§ **Exercise directions**
Determine how many lines in the records hold the word "Fellowship". Return the number alone.

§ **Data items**
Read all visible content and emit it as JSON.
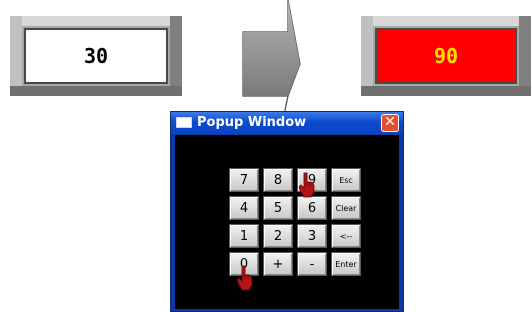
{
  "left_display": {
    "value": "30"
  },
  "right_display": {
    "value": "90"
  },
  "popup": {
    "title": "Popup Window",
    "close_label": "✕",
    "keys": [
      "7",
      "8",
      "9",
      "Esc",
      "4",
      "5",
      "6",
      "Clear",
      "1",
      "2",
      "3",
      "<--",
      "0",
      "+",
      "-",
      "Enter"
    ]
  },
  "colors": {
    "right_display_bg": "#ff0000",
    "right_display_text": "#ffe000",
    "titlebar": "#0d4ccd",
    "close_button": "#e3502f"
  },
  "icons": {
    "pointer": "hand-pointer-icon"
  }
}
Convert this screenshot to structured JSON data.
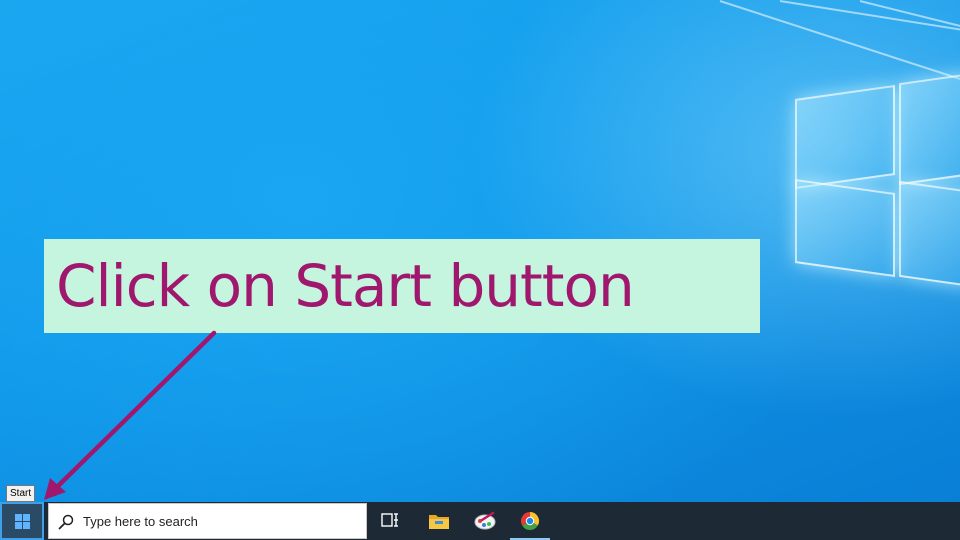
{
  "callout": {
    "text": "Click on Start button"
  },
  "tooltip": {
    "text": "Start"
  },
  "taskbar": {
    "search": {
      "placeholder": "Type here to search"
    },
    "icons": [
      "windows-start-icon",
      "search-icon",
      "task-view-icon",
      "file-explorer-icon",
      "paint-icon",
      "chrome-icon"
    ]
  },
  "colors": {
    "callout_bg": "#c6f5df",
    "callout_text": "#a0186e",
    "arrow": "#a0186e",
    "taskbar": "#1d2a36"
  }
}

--

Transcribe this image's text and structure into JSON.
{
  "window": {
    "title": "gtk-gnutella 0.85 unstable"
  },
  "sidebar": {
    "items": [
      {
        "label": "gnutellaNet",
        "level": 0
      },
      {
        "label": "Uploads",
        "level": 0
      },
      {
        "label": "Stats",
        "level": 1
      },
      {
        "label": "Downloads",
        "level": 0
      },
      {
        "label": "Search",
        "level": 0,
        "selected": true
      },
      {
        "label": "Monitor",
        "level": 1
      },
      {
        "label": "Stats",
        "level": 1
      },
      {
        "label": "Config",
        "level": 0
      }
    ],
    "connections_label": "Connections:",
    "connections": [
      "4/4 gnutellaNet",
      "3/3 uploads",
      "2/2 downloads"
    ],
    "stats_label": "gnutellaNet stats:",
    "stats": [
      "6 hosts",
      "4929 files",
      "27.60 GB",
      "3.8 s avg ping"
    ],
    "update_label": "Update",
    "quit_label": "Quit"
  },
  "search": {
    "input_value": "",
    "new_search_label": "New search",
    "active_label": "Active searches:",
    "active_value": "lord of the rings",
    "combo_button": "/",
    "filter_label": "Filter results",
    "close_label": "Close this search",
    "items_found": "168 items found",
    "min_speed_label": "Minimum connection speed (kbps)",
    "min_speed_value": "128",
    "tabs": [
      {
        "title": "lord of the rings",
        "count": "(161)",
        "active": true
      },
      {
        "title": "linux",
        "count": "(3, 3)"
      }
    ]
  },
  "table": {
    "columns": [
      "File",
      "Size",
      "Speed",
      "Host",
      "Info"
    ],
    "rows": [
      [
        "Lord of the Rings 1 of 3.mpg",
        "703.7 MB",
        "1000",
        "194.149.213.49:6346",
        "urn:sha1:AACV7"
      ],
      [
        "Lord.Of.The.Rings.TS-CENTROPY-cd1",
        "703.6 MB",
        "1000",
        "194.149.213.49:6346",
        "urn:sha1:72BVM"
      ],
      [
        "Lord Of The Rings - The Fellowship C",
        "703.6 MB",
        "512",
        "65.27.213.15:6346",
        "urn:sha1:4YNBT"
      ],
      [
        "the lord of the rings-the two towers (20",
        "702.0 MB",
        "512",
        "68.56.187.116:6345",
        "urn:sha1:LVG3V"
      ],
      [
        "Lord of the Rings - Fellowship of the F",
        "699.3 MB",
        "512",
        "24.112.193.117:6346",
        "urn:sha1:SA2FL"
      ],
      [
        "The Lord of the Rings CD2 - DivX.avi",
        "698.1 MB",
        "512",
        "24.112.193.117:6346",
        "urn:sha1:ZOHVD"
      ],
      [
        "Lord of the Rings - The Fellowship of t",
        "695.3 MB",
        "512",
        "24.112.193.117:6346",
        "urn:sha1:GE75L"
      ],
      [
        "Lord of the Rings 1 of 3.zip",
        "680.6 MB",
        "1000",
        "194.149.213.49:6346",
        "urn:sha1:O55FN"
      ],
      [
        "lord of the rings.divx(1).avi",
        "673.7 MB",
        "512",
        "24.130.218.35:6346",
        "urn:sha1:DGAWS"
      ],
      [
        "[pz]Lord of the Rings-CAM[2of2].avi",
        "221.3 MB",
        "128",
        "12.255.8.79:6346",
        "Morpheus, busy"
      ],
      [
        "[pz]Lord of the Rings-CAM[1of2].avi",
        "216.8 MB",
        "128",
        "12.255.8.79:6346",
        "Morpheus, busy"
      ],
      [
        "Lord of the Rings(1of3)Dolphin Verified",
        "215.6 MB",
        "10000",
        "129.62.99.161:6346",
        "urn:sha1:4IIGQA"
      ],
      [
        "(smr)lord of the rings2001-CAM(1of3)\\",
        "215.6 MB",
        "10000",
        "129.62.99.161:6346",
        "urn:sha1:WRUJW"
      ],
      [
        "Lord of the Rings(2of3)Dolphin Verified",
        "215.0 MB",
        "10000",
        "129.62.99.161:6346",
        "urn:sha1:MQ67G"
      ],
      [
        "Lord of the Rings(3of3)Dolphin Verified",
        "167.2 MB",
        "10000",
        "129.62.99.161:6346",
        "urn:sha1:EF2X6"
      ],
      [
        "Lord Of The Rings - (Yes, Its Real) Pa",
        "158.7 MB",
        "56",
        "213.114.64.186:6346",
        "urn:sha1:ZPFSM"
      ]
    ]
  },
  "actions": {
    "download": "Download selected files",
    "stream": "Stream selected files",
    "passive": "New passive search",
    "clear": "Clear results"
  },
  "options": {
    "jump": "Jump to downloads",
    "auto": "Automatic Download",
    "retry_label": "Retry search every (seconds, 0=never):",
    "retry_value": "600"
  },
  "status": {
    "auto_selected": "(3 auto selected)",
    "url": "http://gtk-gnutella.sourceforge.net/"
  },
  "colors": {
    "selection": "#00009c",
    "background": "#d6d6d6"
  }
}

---

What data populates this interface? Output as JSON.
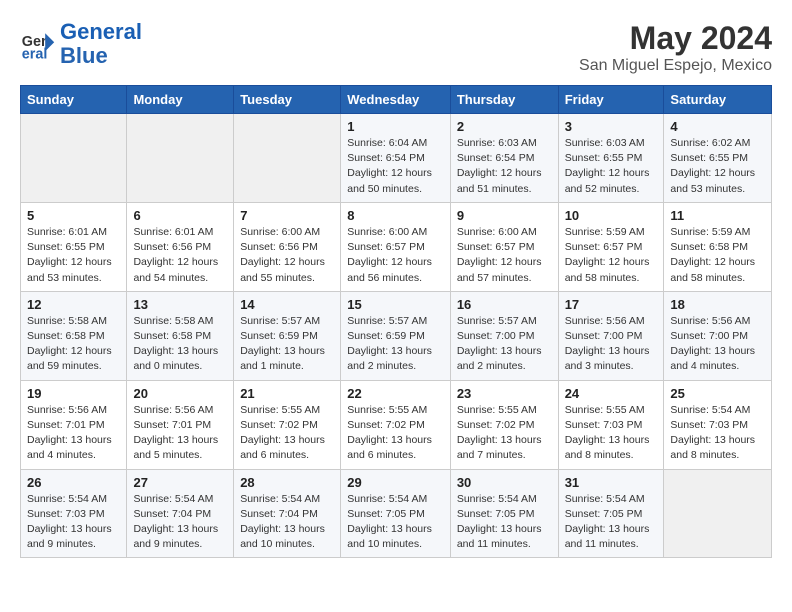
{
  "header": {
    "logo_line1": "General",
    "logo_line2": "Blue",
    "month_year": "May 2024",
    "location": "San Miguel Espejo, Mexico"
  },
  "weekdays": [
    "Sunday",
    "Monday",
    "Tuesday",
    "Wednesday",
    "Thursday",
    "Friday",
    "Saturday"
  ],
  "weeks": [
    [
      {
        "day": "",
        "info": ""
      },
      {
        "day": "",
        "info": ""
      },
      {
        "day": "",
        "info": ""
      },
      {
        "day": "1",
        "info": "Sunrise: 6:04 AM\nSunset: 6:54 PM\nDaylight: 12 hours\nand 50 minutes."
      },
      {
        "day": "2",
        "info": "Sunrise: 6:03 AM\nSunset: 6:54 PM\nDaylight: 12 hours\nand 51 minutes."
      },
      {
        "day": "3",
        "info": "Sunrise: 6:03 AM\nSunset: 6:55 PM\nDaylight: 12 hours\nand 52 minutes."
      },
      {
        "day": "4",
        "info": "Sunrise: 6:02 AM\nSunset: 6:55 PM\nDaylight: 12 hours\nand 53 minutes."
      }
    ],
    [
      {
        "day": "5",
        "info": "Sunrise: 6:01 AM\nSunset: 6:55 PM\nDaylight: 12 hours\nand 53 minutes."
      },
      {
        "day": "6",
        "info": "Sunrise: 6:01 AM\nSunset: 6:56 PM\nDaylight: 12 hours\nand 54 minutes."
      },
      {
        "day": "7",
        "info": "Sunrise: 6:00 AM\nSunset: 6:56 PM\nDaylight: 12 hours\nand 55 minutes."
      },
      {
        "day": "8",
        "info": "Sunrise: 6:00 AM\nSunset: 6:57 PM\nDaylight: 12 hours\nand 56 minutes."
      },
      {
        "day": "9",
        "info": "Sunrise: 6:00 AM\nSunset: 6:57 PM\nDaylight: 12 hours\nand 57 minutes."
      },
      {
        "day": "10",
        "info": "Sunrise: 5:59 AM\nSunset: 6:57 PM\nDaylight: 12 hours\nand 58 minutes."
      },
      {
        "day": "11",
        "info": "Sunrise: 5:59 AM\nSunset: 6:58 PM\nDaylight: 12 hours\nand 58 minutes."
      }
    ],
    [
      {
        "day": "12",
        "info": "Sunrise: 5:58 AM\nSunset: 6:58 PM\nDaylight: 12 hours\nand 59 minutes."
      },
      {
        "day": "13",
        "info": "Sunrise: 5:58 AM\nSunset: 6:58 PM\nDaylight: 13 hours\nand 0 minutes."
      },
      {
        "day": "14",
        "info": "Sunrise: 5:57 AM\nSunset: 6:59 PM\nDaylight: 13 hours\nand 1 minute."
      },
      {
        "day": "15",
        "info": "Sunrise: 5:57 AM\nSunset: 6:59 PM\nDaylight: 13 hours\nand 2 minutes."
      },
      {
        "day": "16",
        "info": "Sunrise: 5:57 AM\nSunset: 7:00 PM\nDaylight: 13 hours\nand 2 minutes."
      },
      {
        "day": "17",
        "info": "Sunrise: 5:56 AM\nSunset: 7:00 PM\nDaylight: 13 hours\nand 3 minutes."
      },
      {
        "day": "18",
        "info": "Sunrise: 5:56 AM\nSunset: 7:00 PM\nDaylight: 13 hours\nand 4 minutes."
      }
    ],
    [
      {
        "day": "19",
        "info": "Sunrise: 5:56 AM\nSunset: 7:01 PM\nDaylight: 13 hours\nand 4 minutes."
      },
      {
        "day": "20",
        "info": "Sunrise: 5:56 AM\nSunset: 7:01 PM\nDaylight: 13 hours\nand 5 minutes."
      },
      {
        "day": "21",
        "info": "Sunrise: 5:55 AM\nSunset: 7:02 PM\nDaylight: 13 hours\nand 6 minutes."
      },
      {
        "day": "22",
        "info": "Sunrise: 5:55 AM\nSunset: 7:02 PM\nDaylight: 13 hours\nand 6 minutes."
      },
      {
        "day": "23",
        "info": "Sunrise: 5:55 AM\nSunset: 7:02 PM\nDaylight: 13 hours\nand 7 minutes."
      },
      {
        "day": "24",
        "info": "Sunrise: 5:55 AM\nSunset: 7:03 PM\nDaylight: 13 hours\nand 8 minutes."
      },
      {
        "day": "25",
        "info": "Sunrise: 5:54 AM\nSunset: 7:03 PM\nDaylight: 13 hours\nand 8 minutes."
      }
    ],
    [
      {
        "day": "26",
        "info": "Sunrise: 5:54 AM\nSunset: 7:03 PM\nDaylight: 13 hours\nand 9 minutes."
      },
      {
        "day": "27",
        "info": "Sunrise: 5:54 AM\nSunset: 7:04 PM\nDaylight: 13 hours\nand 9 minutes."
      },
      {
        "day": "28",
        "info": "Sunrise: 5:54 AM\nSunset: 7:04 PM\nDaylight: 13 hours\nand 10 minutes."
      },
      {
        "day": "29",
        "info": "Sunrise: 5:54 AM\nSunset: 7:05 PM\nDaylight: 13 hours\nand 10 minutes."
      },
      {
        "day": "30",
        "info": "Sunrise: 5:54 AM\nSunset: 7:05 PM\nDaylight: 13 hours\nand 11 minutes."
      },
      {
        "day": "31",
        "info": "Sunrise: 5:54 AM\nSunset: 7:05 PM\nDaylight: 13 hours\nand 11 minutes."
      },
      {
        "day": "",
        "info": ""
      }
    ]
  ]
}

§ **Exercise output**
3